judged. My advice: "Eat eggs" (well cooked, please!).
The Fiber Connection
Having dispensed with salads, red meat, liver, pork, other
meats and eggs, let's tackle just two more items in the
average-standard diet. How about fiber? Since the American
public eats only about 11 grams of fiber per day, but is
advised to get from 3040 grams/day (to prevent heart disease
and some cancers), the high-fiber diet is heavily promoted
amongst healthcare professionals.
Sometimes, as with salads, that fiber may not be such a good
idea, due to diarrhea. Package labels are not only informative,
they're downright boastful on the fiber content. Avoid these
high-fiber foods if diarrhea is a concern. Here again, it's a
turnaround for the public (increase fiber) as opposed to advice
for that special person like youdecrease fiber. Keep on Turning
Work Out The Workout
Now for exercise! Since Middle Americans generally want to lose
weight, high-level aerobic exercise is recommendedworkouts of
panting/sweating exercise. Positive America, that kind of
intensity may burn calories unnecessarily. There's always a
place for some aerobic work, but the major focus of exercise
for hiv should be geared to resistance training:
weight-lifting. Adding muscle provides protection from wasting.
These are only general hiv-specific exercise guidelines; I'm
not an exercise physiologist. How we spend our energy
(calories) is just as important as the kind of energy we take
in (food). I suggest that the next step towards a maximum,
"personal-best" result is to consult a fitness instructor or
exercise physiologist for an exercise plan. That isafter you
have your nutrition in order!
Another note: At least one of the new protease inhibitors
(Norvir/ritonavir) may cause elevated cholesterol. Look for
warnings from your lab results and from your family history.
Families with multiple heart disease members should get
specific advice from their doctor or dietitian for this rare
As always, if the advice in this article causes, or seems to
cause, adverse symptoms, contact your doctor or dietitian.

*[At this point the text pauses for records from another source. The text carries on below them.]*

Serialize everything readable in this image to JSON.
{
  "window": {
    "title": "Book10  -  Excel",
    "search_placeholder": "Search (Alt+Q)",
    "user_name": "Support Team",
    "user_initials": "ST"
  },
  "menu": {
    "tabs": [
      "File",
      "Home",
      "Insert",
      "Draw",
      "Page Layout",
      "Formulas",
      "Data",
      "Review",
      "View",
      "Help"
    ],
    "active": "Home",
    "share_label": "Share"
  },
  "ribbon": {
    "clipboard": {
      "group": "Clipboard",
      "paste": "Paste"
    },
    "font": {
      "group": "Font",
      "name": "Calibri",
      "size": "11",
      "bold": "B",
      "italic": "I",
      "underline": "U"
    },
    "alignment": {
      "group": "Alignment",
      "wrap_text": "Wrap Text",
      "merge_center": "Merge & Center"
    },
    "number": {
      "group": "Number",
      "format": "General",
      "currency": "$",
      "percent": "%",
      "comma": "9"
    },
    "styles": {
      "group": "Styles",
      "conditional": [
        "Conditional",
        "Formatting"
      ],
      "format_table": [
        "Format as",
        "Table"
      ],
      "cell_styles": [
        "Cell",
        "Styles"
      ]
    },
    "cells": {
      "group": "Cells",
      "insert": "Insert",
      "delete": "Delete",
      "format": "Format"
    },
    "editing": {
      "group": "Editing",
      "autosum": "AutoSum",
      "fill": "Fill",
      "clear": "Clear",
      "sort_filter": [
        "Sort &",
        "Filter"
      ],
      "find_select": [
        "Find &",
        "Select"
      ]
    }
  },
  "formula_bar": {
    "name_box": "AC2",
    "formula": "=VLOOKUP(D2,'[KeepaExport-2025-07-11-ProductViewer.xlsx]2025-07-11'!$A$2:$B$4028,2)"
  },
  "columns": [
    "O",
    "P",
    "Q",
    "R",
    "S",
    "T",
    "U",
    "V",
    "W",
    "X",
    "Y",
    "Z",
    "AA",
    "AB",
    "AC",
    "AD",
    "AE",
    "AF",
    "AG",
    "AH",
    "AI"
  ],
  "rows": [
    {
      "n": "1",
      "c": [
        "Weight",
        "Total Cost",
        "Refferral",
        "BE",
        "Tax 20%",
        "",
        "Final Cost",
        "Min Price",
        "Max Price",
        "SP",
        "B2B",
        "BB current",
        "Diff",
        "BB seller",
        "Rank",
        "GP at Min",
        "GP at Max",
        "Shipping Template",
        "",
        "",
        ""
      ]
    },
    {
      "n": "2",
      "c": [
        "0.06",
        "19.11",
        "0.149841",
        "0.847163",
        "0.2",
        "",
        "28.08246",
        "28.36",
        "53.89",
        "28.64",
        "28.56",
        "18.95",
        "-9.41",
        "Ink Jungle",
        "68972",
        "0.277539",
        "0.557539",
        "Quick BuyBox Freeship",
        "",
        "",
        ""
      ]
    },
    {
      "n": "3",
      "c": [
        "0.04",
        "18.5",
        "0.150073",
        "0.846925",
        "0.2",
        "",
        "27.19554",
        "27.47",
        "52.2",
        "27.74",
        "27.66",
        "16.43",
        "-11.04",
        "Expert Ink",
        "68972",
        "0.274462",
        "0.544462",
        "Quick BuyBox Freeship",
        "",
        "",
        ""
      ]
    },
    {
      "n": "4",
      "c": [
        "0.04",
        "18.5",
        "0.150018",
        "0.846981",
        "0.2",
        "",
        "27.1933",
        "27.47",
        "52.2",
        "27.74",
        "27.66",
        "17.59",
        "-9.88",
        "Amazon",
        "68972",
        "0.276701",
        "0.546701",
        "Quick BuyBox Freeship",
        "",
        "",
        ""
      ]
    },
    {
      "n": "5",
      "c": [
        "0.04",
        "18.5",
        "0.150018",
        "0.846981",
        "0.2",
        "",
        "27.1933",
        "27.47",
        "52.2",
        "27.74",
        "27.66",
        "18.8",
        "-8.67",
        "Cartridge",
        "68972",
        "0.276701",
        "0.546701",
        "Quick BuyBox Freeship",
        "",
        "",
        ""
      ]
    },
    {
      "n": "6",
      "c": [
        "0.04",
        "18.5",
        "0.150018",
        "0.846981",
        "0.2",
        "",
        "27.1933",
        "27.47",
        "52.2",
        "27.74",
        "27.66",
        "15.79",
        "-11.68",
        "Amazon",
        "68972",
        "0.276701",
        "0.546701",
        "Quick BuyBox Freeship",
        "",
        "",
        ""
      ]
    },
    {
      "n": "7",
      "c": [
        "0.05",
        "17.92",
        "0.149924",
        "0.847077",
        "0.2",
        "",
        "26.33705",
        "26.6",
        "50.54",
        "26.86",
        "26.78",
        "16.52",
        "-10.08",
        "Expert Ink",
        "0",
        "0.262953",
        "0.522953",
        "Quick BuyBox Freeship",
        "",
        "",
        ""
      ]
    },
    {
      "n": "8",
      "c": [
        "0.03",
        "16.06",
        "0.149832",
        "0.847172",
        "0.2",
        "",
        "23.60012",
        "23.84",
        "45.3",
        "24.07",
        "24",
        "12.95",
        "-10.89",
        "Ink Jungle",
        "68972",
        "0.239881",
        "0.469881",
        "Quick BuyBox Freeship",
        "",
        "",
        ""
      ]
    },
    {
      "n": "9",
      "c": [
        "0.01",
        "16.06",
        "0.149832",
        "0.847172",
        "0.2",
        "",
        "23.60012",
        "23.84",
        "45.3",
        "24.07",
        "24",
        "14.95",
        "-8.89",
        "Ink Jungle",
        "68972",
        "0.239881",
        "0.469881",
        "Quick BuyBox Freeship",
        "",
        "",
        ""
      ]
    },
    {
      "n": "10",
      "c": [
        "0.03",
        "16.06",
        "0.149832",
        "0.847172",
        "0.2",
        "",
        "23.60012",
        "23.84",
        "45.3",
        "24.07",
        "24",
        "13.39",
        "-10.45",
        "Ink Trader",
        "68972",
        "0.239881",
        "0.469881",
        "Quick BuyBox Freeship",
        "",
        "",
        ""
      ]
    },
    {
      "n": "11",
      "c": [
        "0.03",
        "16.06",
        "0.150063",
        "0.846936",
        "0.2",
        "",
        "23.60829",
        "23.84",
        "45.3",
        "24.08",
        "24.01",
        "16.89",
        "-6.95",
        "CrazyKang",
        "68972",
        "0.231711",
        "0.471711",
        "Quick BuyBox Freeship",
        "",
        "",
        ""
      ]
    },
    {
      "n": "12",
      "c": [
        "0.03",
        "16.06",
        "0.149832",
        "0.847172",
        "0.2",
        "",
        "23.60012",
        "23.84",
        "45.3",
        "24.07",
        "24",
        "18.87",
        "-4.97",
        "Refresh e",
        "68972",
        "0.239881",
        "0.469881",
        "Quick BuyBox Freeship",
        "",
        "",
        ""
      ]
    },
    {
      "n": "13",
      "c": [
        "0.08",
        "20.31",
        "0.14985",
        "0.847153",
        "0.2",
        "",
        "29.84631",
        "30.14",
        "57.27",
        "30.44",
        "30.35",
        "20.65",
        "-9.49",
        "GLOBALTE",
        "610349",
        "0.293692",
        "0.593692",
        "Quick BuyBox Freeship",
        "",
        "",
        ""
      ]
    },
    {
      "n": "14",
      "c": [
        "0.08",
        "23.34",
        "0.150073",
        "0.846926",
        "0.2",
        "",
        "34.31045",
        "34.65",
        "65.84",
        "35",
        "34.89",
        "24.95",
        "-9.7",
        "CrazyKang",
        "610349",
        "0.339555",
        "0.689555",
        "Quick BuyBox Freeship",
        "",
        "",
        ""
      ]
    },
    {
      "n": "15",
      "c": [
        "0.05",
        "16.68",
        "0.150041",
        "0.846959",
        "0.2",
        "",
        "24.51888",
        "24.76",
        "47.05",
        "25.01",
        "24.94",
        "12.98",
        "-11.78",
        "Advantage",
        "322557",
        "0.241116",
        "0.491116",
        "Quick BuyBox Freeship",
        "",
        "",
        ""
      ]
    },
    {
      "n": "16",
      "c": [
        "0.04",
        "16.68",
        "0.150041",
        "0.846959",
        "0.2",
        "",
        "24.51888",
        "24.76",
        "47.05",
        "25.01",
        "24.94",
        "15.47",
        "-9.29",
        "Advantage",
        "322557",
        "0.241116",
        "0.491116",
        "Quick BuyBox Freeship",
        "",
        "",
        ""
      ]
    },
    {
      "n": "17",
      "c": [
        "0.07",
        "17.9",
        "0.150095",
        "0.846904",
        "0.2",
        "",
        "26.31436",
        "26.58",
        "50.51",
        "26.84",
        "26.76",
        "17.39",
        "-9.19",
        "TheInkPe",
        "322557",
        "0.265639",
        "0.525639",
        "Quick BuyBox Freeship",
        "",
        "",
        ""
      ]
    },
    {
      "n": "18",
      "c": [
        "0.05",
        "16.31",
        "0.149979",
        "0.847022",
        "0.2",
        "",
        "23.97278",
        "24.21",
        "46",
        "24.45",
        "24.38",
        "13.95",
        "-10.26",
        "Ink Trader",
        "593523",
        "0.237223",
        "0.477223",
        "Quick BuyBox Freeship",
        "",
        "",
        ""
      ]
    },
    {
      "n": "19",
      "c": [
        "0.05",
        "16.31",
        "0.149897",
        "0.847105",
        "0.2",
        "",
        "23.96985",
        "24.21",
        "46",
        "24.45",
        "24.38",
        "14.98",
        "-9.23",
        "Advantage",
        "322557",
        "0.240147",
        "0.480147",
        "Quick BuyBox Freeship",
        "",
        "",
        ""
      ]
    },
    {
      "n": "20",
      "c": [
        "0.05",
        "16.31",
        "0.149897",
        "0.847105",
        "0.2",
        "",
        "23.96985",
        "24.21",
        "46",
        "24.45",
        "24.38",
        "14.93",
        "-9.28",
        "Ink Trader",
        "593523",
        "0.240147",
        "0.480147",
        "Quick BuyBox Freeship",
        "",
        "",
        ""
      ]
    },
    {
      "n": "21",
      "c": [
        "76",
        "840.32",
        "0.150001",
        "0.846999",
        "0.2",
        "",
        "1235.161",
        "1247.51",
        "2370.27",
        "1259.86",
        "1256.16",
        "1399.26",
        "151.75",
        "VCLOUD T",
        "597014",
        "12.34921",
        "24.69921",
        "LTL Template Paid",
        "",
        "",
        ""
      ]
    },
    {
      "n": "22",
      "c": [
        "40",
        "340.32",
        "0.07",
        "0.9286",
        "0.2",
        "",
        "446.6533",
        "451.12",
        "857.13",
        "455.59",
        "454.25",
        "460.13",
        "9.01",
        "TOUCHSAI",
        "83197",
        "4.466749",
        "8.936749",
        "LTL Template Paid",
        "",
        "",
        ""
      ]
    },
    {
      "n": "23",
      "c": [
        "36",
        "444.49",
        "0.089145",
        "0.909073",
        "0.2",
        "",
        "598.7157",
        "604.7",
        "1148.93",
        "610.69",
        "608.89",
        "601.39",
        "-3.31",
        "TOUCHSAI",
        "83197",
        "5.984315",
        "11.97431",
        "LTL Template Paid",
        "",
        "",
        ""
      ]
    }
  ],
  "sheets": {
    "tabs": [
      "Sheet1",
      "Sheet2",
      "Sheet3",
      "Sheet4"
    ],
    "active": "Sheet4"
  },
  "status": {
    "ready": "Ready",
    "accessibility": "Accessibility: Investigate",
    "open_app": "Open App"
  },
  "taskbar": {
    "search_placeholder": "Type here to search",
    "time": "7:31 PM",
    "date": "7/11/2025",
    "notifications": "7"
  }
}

The
advice in this column is not geared toward heart patients.
Always check with your doctor if you're not sure.
Jennifer Jensen, MS, MBA, RD is in private practice, and offers
a sliding scale for hiv/aids and invites you to call her at
310.450.5581, or send e-mail to NutPower@aol.com